BEGIN The input
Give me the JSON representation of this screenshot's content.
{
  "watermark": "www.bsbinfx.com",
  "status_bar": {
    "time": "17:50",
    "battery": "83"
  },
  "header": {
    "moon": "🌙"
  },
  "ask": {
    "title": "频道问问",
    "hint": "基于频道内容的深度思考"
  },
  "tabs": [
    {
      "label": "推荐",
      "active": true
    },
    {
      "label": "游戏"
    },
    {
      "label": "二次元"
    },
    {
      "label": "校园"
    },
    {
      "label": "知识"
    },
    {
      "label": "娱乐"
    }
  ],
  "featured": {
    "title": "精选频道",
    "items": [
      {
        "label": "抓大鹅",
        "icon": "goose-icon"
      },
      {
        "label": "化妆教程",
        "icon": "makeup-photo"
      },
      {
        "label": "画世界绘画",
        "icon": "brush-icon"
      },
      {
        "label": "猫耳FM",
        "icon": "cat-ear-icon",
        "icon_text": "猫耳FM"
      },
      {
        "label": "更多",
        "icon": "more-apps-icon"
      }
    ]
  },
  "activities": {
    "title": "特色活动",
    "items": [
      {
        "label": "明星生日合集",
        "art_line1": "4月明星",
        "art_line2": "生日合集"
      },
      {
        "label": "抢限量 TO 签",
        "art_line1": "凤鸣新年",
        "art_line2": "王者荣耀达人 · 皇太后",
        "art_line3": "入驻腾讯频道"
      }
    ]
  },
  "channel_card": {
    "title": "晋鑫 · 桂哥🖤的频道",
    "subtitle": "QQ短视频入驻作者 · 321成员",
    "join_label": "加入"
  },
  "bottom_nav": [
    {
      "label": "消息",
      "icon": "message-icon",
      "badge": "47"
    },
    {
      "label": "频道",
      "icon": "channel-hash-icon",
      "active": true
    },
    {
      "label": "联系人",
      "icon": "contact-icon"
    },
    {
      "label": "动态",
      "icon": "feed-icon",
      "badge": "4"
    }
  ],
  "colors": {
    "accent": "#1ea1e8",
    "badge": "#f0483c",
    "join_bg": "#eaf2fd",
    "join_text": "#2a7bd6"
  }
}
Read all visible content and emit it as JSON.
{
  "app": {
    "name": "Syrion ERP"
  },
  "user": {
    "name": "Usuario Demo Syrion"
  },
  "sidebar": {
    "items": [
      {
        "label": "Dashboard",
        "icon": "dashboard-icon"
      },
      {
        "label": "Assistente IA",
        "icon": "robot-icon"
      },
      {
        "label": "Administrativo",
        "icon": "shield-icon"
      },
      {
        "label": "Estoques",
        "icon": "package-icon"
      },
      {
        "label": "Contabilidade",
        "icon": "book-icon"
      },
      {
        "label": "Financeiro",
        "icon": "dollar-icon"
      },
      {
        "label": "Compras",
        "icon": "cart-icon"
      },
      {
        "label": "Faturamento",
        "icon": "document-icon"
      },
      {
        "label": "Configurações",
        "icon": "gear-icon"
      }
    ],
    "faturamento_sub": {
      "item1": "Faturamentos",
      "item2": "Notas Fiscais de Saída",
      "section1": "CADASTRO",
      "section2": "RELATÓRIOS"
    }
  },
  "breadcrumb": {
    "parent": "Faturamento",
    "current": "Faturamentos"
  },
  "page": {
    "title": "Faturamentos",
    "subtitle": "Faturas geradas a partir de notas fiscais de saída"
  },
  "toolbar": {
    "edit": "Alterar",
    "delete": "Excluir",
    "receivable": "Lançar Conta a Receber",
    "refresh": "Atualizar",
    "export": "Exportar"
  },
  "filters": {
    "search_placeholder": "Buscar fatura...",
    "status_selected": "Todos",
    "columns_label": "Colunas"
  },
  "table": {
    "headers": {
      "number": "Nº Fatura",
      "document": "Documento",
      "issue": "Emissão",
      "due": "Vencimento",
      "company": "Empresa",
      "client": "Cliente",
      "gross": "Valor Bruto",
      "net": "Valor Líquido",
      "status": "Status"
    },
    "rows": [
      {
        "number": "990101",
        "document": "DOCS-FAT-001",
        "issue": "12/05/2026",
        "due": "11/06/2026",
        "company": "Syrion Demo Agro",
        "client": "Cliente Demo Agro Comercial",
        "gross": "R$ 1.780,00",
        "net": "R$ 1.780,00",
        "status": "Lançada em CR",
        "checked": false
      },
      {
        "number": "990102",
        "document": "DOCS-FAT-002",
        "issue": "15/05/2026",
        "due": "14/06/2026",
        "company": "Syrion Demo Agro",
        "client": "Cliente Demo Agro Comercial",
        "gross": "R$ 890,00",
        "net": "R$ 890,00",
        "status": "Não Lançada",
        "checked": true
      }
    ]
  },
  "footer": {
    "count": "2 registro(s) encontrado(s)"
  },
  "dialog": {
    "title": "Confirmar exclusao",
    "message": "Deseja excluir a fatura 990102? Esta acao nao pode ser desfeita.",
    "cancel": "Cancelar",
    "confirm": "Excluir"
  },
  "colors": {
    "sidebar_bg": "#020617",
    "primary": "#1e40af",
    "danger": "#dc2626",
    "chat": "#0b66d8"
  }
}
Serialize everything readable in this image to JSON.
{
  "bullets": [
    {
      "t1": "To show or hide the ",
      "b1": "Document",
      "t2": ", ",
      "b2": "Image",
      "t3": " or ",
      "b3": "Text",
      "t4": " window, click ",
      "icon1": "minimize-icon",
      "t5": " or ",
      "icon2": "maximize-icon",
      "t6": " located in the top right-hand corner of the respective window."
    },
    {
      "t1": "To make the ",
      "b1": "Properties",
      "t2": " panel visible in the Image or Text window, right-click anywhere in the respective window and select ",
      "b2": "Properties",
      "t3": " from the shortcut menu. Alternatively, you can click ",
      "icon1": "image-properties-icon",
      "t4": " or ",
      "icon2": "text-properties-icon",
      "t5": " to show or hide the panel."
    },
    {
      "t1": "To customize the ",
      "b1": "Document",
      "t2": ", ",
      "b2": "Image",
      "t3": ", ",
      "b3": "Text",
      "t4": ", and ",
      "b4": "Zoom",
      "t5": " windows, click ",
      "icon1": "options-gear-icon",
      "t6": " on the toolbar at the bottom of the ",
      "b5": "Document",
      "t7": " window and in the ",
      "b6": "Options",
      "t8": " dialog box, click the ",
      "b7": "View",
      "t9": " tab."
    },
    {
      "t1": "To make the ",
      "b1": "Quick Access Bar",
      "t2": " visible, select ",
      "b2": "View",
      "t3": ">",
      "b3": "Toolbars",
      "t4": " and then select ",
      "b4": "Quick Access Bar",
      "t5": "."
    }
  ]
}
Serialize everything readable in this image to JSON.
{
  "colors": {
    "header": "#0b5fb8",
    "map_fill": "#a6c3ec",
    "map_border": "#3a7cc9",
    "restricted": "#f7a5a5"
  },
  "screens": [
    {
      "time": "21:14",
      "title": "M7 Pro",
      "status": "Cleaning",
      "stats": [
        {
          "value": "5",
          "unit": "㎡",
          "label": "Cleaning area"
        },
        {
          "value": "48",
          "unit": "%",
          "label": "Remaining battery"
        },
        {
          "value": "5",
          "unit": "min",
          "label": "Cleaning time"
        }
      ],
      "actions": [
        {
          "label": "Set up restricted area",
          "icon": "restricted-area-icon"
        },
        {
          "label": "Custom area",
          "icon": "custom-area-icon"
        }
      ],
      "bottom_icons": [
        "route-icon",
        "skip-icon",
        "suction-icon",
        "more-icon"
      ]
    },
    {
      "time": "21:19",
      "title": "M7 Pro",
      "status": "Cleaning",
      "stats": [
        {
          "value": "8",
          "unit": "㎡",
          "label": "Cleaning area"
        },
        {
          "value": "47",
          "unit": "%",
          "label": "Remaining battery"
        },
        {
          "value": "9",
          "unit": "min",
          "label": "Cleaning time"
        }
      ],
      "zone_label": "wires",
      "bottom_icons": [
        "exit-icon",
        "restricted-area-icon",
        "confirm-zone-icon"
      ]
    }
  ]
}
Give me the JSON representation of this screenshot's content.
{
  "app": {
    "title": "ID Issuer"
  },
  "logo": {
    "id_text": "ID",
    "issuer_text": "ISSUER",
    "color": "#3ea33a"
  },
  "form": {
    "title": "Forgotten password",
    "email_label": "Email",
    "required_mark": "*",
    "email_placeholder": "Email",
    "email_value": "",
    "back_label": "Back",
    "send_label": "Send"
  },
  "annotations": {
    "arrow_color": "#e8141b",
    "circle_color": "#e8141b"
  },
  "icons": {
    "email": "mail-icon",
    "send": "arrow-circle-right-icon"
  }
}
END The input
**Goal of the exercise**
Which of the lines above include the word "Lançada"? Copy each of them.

**Exercise response**
        "status": "Lançada em CR",
        "status": "Não Lançada",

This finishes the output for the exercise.